The Van Gogh that was hanging in the foyer, which we purchased in 1929 for $10 000, was stolen.


DailyWritingTips. [Internet accessed 30.05.2011] Available from: http://www.dailywritingtips.com/that-vs-which/ Grammar Girl. Which versus that. [Internet accessed 30.05.2011] Grammar: Quick and Dirty Tips. Available from: http://grammar.quickanddirtytips.com/which-versus-that

Lawler J. That vs. which [Internet accessed 30.05.2011] English Grammar FAQ. University of Michigan. Available from: http://www-personal.umich.edu/~jlawler/aue/xmasthat.html

Lynch J. Guide to Grammar and Style. [Internet accessed 30.05.2011] Rutgers University. Available from: http://ethnicity.rutgers.edu/~jlynch/Writing/t.html

Quinion M. Which Versus That: When to use each in subordinate clauses. [Internet accessed 30.05.2011] World Wide Words © 1996–2011. Available from: http://www.worldwidewords.org/articles/which.htm

Sevastopoulos J. Clauses. [Internet accessed 30.05.2011] Grammar Quizes. Palo Alto, California USA. Available from: http://www.grammar-quizzes.com/clauses-5.html

That Versus Which. [Internet accessed 30.05.2011] Illinois Institute of Technology. Chicago-Kent College of Law. Available from: http://www.kentlaw.edu/academics/lrw/grinker/LwtaThat_Versus_Which.htm

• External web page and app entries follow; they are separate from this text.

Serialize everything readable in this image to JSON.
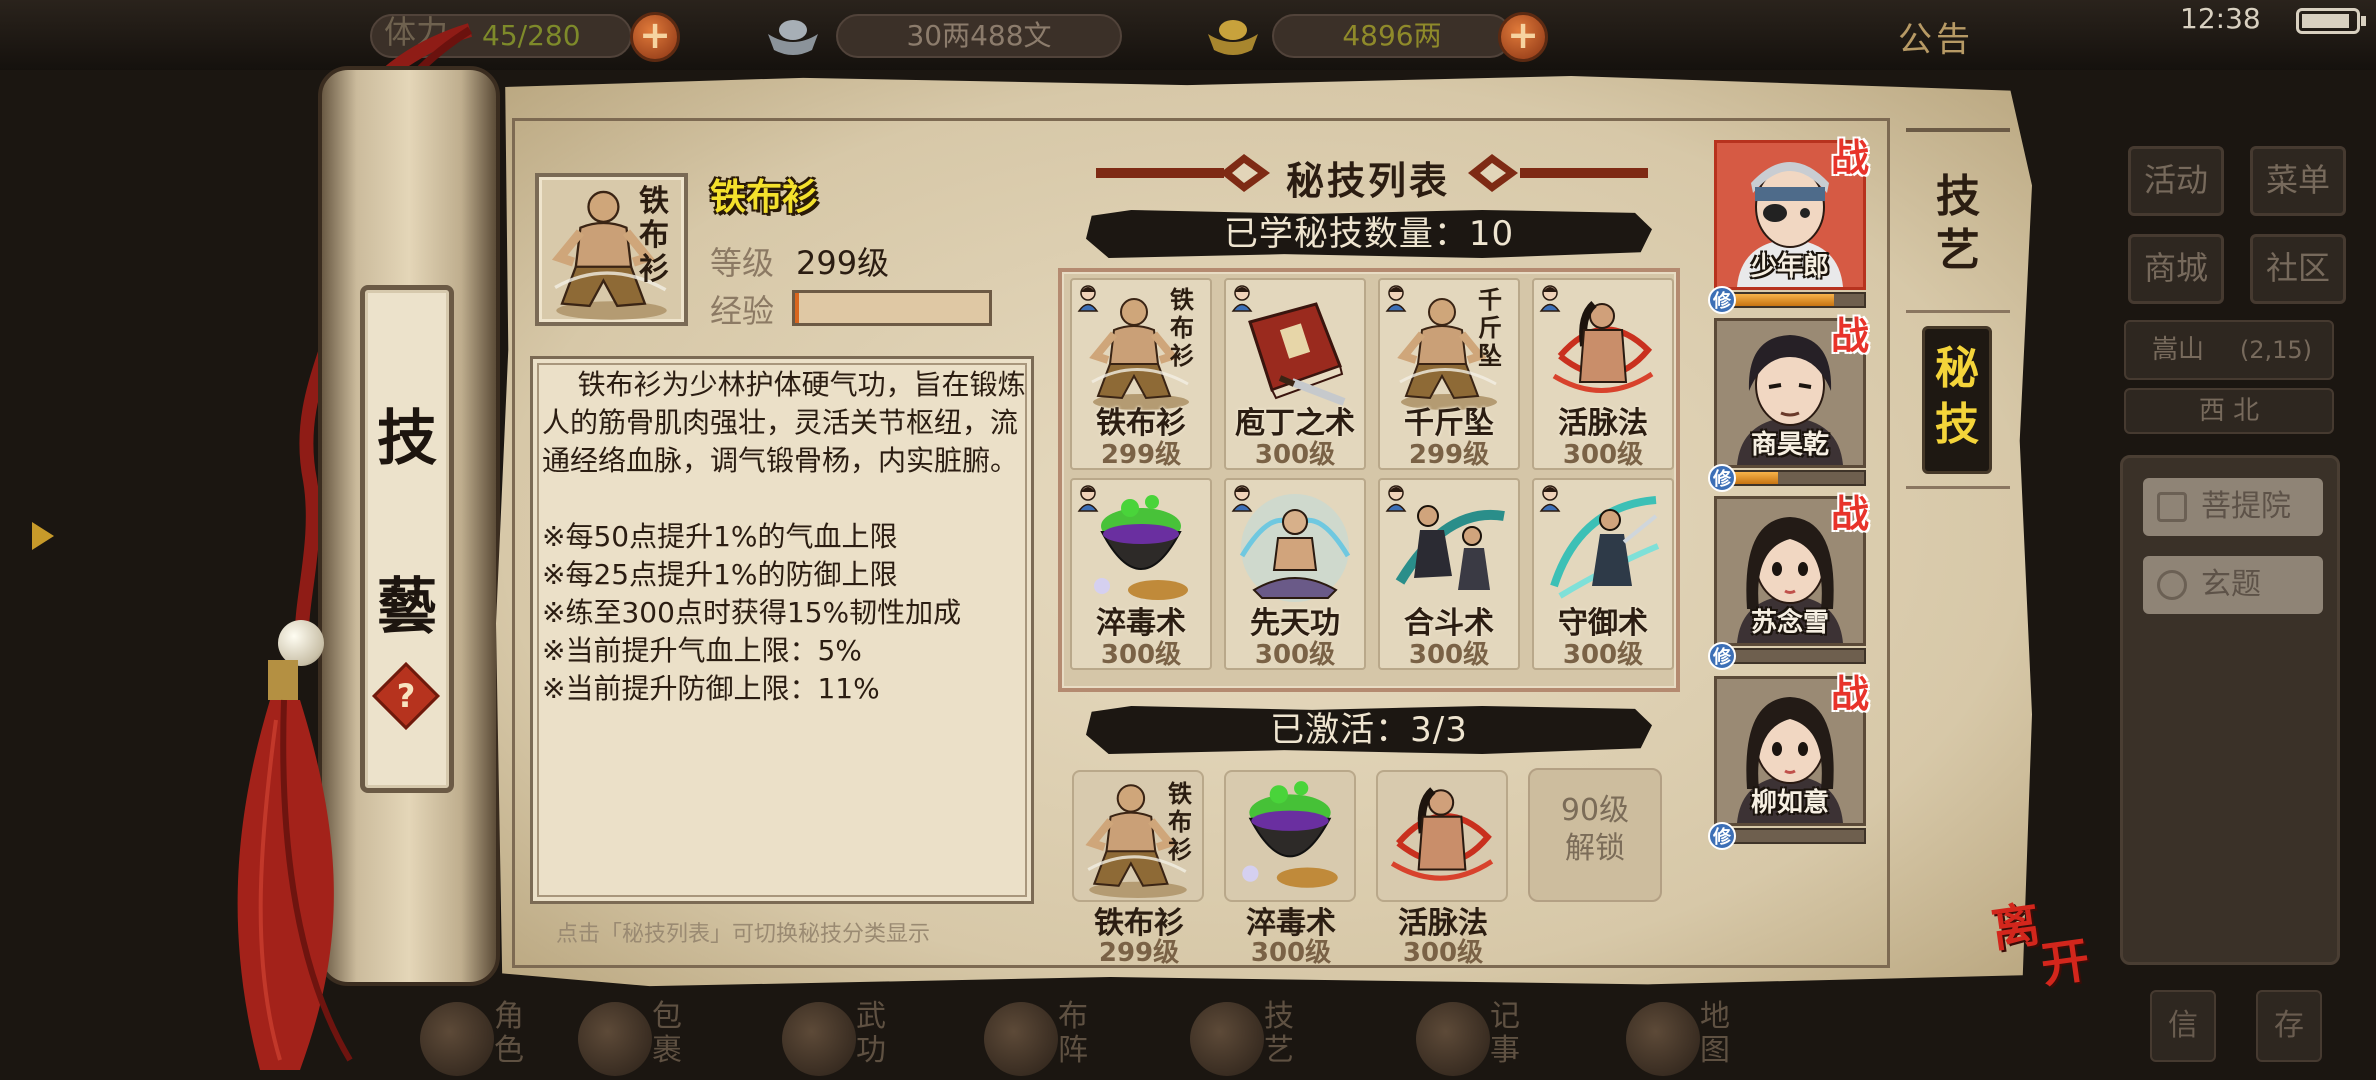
{
  "status_bar": {
    "time": "12:38",
    "battery_level": 0.9
  },
  "top_bar": {
    "stamina": "45/280",
    "stamina_partial_label": "体力",
    "silver": "30两488文",
    "gold": "4896两",
    "announcement": "公告"
  },
  "right_menu": {
    "buttons": [
      "活动",
      "菜单",
      "商城",
      "社区"
    ],
    "location": {
      "name": "嵩山",
      "coords": "(2,15)"
    },
    "direction": "西 北",
    "places": [
      "菩提院",
      "玄题"
    ],
    "bottom": [
      "信",
      "存"
    ]
  },
  "bottom_nav": [
    "角色",
    "包裹",
    "武功",
    "布阵",
    "技艺",
    "记事",
    "地图"
  ],
  "scroll": {
    "label_top": "技",
    "label_bottom": "藝",
    "help_symbol": "?"
  },
  "selected_skill": {
    "name": "铁布衫",
    "icon_calligraphy": "铁布衫",
    "level_label": "等级",
    "level_value": "299级",
    "exp_label": "经验",
    "exp_fraction": 0.02,
    "description": "    铁布衫为少林护体硬气功，旨在锻炼人的筋骨肌肉强壮，灵活关节枢纽，流通经络血脉，调气锻骨杨，内实脏腑。\n\n※每50点提升1%的气血上限\n※每25点提升1%的防御上限\n※练至300点时获得15%韧性加成\n※当前提升气血上限：5%\n※当前提升防御上限：11%"
  },
  "footer_hint": "点击「秘技列表」可切换秘技分类显示",
  "skill_list": {
    "title": "秘技列表",
    "learned_count_label": "已学秘技数量：10",
    "skills": [
      {
        "name": "铁布衫",
        "level": "299级",
        "art": "monk",
        "callig": "铁布衫"
      },
      {
        "name": "庖丁之术",
        "level": "300级",
        "art": "book",
        "callig": ""
      },
      {
        "name": "千斤坠",
        "level": "299级",
        "art": "monk",
        "callig": "千斤坠"
      },
      {
        "name": "活脉法",
        "level": "300级",
        "art": "fighter",
        "callig": ""
      },
      {
        "name": "淬毒术",
        "level": "300级",
        "art": "cauldron",
        "callig": ""
      },
      {
        "name": "先天功",
        "level": "300级",
        "art": "meditate",
        "callig": ""
      },
      {
        "name": "合斗术",
        "level": "300级",
        "art": "dual",
        "callig": ""
      },
      {
        "name": "守御术",
        "level": "300级",
        "art": "sword",
        "callig": ""
      }
    ]
  },
  "active": {
    "label": "已激活：3/3",
    "skills": [
      {
        "name": "铁布衫",
        "level": "299级",
        "art": "monk",
        "callig": "铁布衫"
      },
      {
        "name": "淬毒术",
        "level": "300级",
        "art": "cauldron",
        "callig": ""
      },
      {
        "name": "活脉法",
        "level": "300级",
        "art": "fighter",
        "callig": ""
      }
    ],
    "locked_label_1": "90级",
    "locked_label_2": "解锁"
  },
  "characters": [
    {
      "name": "少年郎",
      "tag": "战",
      "cultivation_tag": "修",
      "cultivation_fraction": 0.8,
      "selected": true,
      "hair": "#c9cdd2"
    },
    {
      "name": "商昊乾",
      "tag": "战",
      "cultivation_tag": "修",
      "cultivation_fraction": 0.42,
      "selected": false,
      "hair": "#262026"
    },
    {
      "name": "苏念雪",
      "tag": "战",
      "cultivation_tag": "修",
      "cultivation_fraction": 0.0,
      "selected": false,
      "hair": "#231b16"
    },
    {
      "name": "柳如意",
      "tag": "战",
      "cultivation_tag": "修",
      "cultivation_fraction": 0.08,
      "selected": false,
      "hair": "#231b16"
    }
  ],
  "side_tabs": {
    "tab1": "技艺",
    "tab2": "秘技",
    "tab1_top": "技",
    "tab1_bottom": "艺",
    "tab2_top": "秘",
    "tab2_bottom": "技"
  },
  "leave_button": {
    "line1": "离",
    "line2": "开"
  },
  "colors": {
    "accent_red": "#b7321e",
    "name_yellow": "#f4e12c",
    "tab_active_text": "#f4d43a",
    "exp_fill": "#d8661e"
  }
}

Questions? Suggestions? contact: elinor.bartle<at>uib.no